▶ EXTRACTED MATERIAL
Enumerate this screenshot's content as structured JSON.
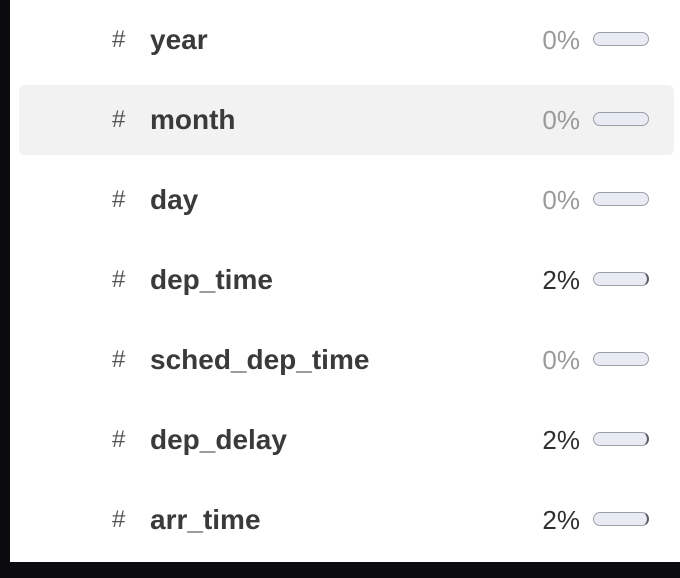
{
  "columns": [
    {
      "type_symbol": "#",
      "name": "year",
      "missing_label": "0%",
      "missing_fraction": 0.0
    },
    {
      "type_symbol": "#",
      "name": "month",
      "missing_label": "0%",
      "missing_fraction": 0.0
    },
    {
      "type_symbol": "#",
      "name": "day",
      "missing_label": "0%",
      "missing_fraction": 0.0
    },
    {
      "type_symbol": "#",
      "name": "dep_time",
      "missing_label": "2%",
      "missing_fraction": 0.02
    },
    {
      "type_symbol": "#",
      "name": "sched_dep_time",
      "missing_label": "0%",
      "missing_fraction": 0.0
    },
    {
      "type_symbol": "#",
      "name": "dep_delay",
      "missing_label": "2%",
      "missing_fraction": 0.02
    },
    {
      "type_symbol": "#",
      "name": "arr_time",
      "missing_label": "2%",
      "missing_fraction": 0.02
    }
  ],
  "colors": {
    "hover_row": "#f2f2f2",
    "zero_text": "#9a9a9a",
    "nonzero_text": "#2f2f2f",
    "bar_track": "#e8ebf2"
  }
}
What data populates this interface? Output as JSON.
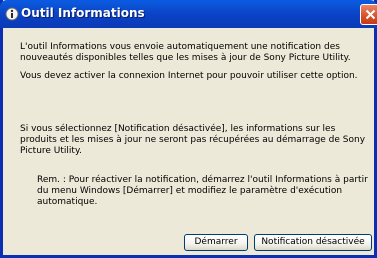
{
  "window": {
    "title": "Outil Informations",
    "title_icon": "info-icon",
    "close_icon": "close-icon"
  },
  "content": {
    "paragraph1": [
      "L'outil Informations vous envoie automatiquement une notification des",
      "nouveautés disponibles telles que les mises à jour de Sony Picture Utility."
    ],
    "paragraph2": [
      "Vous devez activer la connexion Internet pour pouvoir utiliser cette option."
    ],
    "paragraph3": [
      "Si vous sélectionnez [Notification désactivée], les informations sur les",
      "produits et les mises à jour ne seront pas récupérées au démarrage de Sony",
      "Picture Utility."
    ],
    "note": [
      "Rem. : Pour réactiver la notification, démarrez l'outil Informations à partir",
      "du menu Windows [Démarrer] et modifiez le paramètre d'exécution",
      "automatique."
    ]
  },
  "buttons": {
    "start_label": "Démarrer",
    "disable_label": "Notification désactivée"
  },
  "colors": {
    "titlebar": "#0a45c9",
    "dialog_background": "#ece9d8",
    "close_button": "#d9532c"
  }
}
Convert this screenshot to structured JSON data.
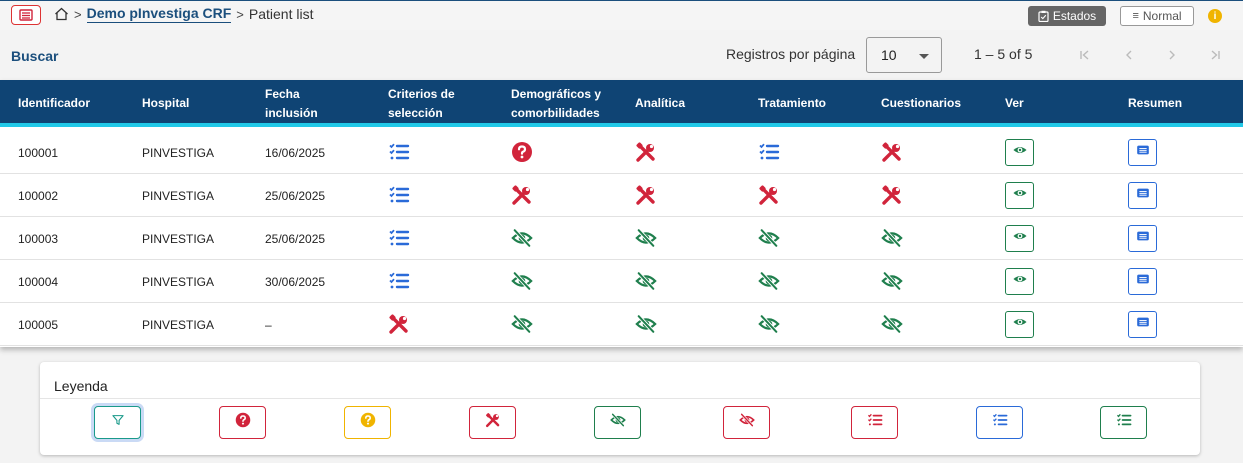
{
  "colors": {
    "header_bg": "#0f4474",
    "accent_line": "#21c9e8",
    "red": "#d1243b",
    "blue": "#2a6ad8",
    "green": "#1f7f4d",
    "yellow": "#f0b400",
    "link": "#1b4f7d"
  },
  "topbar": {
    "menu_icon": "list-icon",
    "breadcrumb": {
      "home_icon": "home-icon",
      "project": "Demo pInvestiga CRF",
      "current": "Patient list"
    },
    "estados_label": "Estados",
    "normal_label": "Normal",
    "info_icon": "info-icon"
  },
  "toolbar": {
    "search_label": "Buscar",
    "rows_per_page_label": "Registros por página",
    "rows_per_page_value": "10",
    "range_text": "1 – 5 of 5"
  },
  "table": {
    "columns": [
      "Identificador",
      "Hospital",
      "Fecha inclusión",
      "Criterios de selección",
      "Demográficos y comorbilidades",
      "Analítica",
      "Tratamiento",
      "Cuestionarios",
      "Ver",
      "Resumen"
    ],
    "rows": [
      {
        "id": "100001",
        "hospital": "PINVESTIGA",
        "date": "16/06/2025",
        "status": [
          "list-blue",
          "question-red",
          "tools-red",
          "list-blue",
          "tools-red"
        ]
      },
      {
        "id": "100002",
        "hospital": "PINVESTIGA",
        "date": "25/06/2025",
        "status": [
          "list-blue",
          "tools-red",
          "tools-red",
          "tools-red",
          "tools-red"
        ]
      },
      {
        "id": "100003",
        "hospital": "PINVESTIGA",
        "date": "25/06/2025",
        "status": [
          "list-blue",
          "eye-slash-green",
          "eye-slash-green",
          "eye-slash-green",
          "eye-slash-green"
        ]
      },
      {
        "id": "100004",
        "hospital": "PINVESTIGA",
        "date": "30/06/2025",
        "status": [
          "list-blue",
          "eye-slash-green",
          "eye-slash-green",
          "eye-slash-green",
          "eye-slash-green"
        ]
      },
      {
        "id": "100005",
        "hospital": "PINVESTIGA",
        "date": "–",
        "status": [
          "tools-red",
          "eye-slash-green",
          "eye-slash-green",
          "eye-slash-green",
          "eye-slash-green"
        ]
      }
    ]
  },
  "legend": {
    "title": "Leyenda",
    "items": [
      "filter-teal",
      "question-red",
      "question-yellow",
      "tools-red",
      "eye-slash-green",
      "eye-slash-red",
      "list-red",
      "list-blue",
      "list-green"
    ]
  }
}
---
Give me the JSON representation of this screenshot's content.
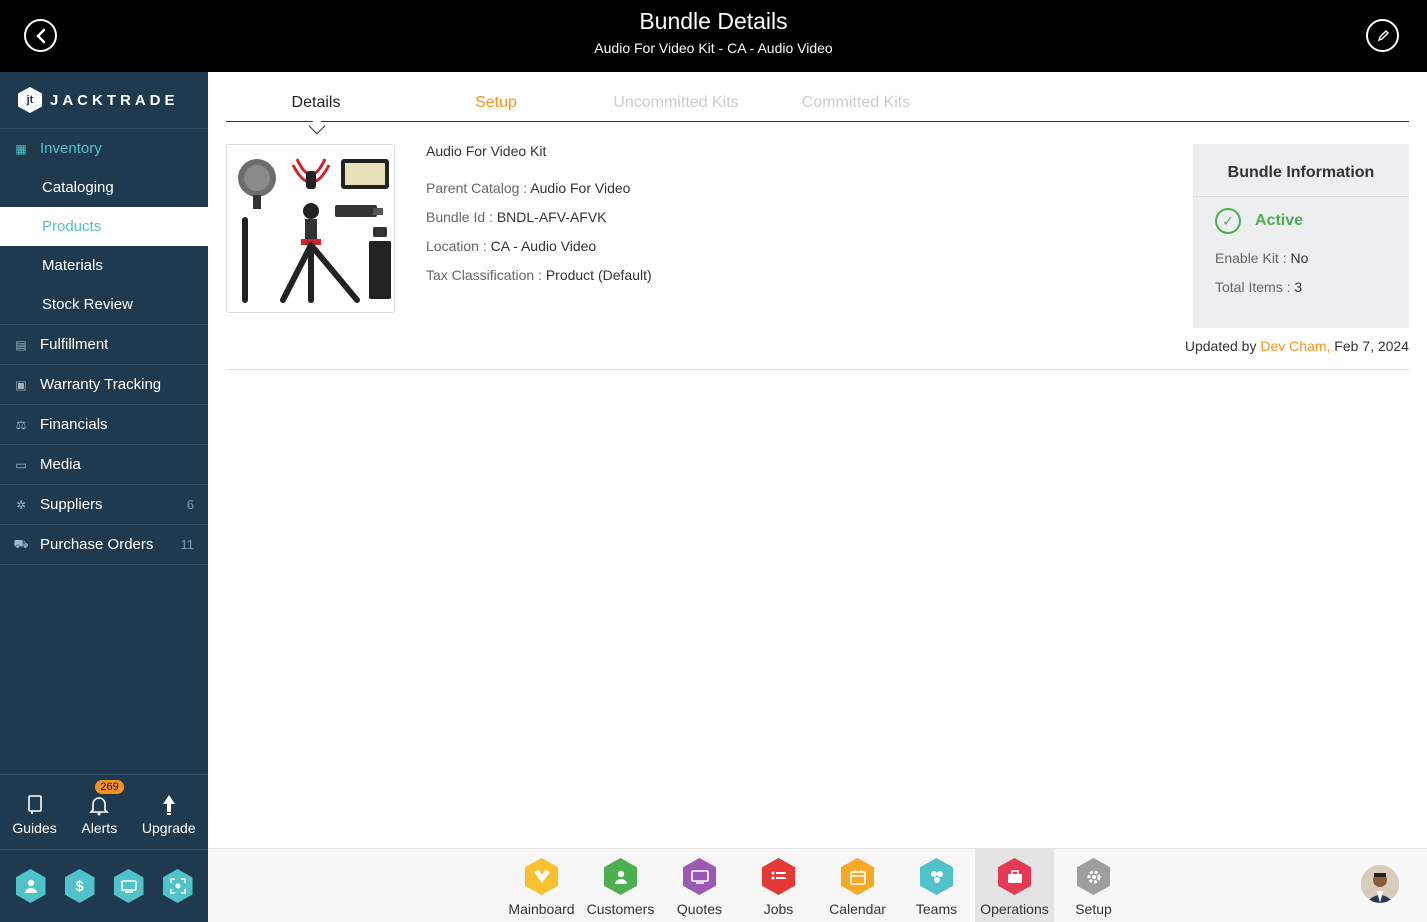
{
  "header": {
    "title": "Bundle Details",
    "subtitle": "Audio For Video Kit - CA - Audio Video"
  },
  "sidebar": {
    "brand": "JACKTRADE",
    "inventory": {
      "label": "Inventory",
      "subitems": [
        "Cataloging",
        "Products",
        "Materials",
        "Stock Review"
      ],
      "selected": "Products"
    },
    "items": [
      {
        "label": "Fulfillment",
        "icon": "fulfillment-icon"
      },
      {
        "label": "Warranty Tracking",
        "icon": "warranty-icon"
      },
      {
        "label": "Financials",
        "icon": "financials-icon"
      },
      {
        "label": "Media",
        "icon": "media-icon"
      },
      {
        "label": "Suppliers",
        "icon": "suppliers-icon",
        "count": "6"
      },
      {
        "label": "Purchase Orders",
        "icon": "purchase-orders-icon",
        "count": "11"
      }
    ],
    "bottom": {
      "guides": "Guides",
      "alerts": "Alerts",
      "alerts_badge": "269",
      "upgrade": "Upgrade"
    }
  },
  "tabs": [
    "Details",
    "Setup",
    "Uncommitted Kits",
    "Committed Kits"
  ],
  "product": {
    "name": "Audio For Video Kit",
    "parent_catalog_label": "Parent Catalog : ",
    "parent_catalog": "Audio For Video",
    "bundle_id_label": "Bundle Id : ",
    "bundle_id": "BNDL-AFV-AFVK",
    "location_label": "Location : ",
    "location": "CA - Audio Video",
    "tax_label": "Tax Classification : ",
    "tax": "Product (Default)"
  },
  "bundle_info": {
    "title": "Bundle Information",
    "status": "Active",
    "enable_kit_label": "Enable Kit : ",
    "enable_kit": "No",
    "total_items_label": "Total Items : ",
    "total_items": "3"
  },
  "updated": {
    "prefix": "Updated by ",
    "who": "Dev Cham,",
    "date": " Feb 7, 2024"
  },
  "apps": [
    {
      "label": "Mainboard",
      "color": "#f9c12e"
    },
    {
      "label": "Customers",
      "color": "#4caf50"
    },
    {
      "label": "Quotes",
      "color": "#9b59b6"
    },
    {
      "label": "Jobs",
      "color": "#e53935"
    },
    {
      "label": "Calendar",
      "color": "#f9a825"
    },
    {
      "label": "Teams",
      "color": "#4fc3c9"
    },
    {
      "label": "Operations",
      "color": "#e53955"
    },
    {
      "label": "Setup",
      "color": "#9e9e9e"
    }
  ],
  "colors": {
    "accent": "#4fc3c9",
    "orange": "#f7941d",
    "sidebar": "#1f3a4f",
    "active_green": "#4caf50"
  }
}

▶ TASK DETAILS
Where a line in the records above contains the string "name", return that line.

▶ ANSWER BOX
      "name": "year",
      "name": "month",
      "name": "day",
      "name": "dep_time",
      "name": "sched_dep_time",
      "name": "dep_delay",
      "name": "arr_time",
    "name": "Audio For Video Kit",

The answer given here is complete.